About Heber-Overgaard

Heber-Overgaard is a census-designated place (CDP) in Navajo CountyArizonaUnited States. Situated atop the Mogollon Rim, the community lies at an elevation of 6,627 feet (2,020 m). The population was 2,822 at the 2010 census. Heber and Overgaard are technically two unincorporated communities, but as of the 1990 census, their close proximity has led to the merged name of “Heber-Overgaard”.

Heber was settled in 1883, by members of The Church of Jesus Christ of Latter-day Saints (LDS Church), and the town is named after either Heber J. Grant or Heber C. Kimball, both prominent members of the LDS church. Overgaard, adjoining Heber, was settled c 1936 and was named after the owner of the first sawmill, Niels Kristian Overgaard.

Heber-Overgaard’s early economy was founded on dry farming and ranching while tourismretirement and timbering are the basis for present day industry.

Today, Heber-Overgaard has evolved into a retirement and tourism destination. Recreational and lifestyle activities such as hiking and fishing can be enjoyed in the summer, and cross country skiing in the winter. With a four-seasons climate, the town is a haven for those wishing to escape the heat of Phoenix. Land ownership in the Heber-Overgaard area is private, but surrounded by federally owned lands. As of 2010, nearly 66% of the houses are second homes. While the full-time resident population is 2,822, summertime population numbers climb to nearly 12,000.
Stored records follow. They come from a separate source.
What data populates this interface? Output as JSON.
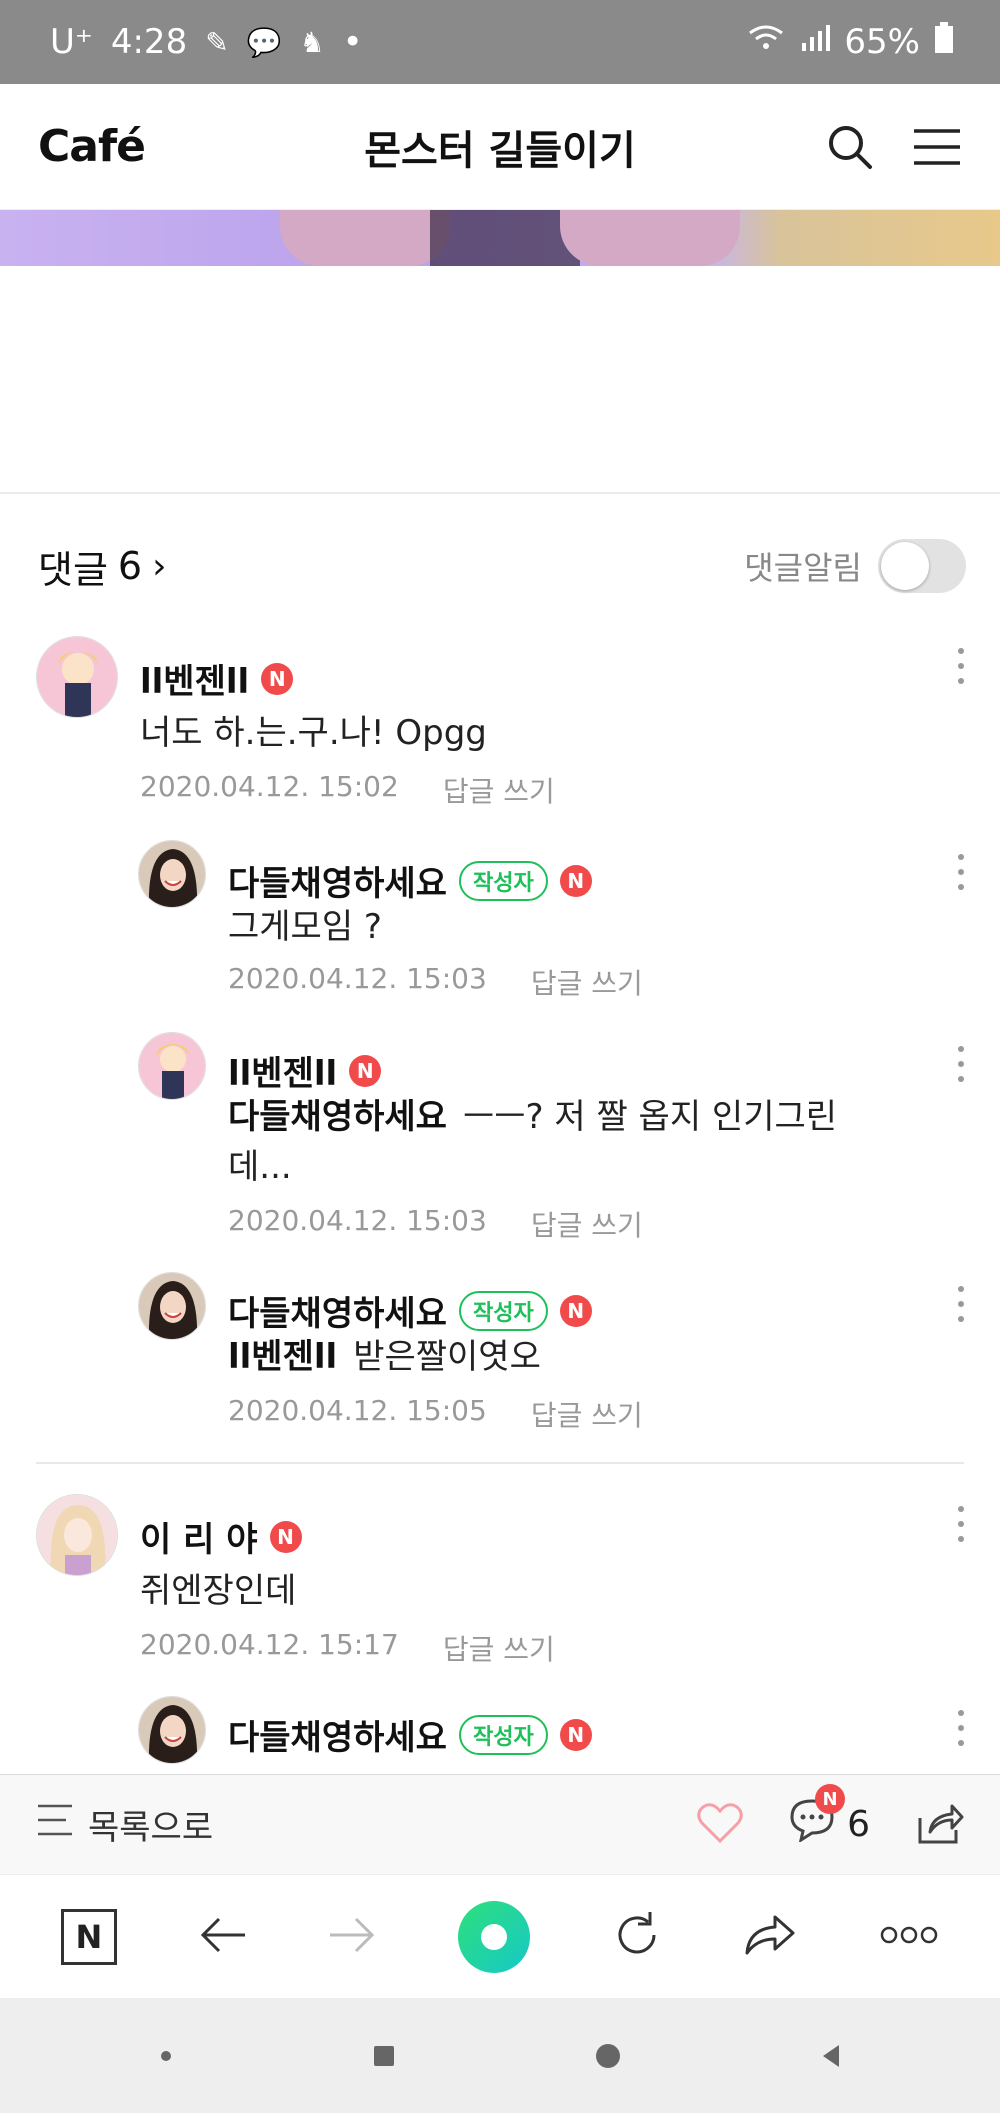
{
  "status_bar": {
    "carrier": "U⁺",
    "time": "4:28",
    "dot": "•",
    "battery": "65%"
  },
  "header": {
    "logo": "Café",
    "title": "몬스터 길들이기"
  },
  "comments_header": {
    "label": "댓글",
    "count": "6",
    "alert_label": "댓글알림",
    "alert_on": false
  },
  "comments": [
    {
      "author": "ll벤젠ll",
      "badge_n": "N",
      "text": "너도 하.는.구.나! Opgg",
      "date": "2020.04.12. 15:02",
      "reply": "답글 쓰기"
    },
    {
      "author": "다들채영하세요",
      "writer_badge": "작성자",
      "badge_n": "N",
      "text": "그게모임 ?",
      "date": "2020.04.12. 15:03",
      "reply": "답글 쓰기"
    },
    {
      "author": "ll벤젠ll",
      "badge_n": "N",
      "mention": "다들채영하세요",
      "text_line1": "ㅡㅡ? 저 짤 옵지 인기그린",
      "text_line2": "데...",
      "date": "2020.04.12. 15:03",
      "reply": "답글 쓰기"
    },
    {
      "author": "다들채영하세요",
      "writer_badge": "작성자",
      "badge_n": "N",
      "mention": "ll벤젠ll",
      "text": "받은짤이엿오",
      "date": "2020.04.12. 15:05",
      "reply": "답글 쓰기"
    },
    {
      "author": "이 리 야",
      "badge_n": "N",
      "text": "쥐엔장인데",
      "date": "2020.04.12. 15:17",
      "reply": "답글 쓰기"
    },
    {
      "author": "다들채영하세요",
      "writer_badge": "작성자",
      "badge_n": "N"
    }
  ],
  "cafe_bottom": {
    "list_label": "목록으로",
    "comment_count": "6",
    "comment_badge": "N"
  },
  "browser_bar": {
    "n_label": "N"
  },
  "colors": {
    "accent_green": "#1fbf5a",
    "badge_red": "#f04a4a",
    "heart_pink": "#f5a0a8"
  }
}
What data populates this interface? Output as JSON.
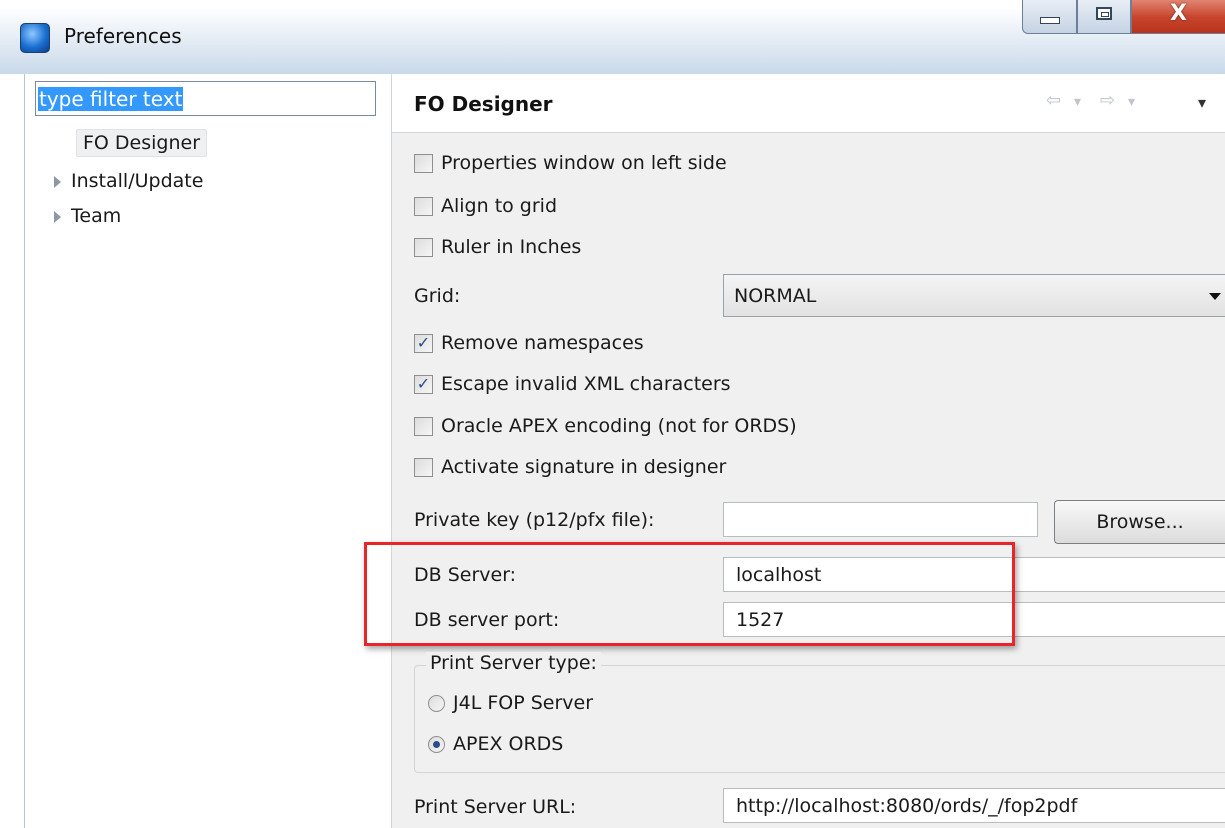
{
  "window": {
    "title": "Preferences",
    "controls": {
      "minimize": "minimize",
      "maximize": "maximize",
      "close": "X"
    }
  },
  "sidebar": {
    "filter_placeholder": "type filter text",
    "filter_value": "type filter text",
    "items": [
      {
        "label": "FO Designer",
        "selected": true,
        "expandable": false
      },
      {
        "label": "Install/Update",
        "selected": false,
        "expandable": true
      },
      {
        "label": "Team",
        "selected": false,
        "expandable": true
      }
    ]
  },
  "page": {
    "title": "FO Designer",
    "nav": {
      "back": "⇦",
      "forward": "⇨",
      "menu": "▾"
    },
    "checkboxes": [
      {
        "label": "Properties window on left side",
        "checked": false
      },
      {
        "label": "Align to grid",
        "checked": false
      },
      {
        "label": "Ruler in Inches",
        "checked": false
      },
      {
        "label": "Remove namespaces",
        "checked": true
      },
      {
        "label": "Escape invalid XML characters",
        "checked": true
      },
      {
        "label": "Oracle APEX encoding (not for ORDS)",
        "checked": false
      },
      {
        "label": "Activate signature in designer",
        "checked": false
      }
    ],
    "grid": {
      "label": "Grid:",
      "value": "NORMAL"
    },
    "private_key": {
      "label": "Private key (p12/pfx file):",
      "value": "",
      "browse_label": "Browse..."
    },
    "db_server": {
      "label": "DB Server:",
      "value": "localhost"
    },
    "db_port": {
      "label": "DB server port:",
      "value": "1527"
    },
    "print_server_type": {
      "label": "Print Server type:",
      "options": [
        {
          "label": "J4L FOP Server",
          "checked": false
        },
        {
          "label": "APEX ORDS",
          "checked": true
        }
      ]
    },
    "print_server_url": {
      "label": "Print Server URL:",
      "value": "http://localhost:8080/ords/_/fop2pdf"
    }
  },
  "colors": {
    "highlight": "#e8262a",
    "selection": "#3399ff",
    "check": "#2a4d8a"
  }
}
In 1891 John Hoyle, Johann Frederick Heil, an immigrant from Baden, Germany and former cook for the Hashknife Outfit, opened the first Heber store. He was called “Hoyle” rather than “Heil” because some cowboys had trouble pronouncing his name. In addition to his store he had a farm located down Buckskin Wash. John Hoyle had relocated to Heber from the failed Wilford, Arizona settlement, 7 miles south of Heber, where he had a store and ranch. Samuel Porter helped him on his farm, and hauled freight to and from Holbrook. He ran the store until his death on August 2, 1912 of paralysis (possibly polio). He had no heirs to claim the land in the US. Through a German consulate, twenty-eight distant heirs were located and $3,046 was divided among them.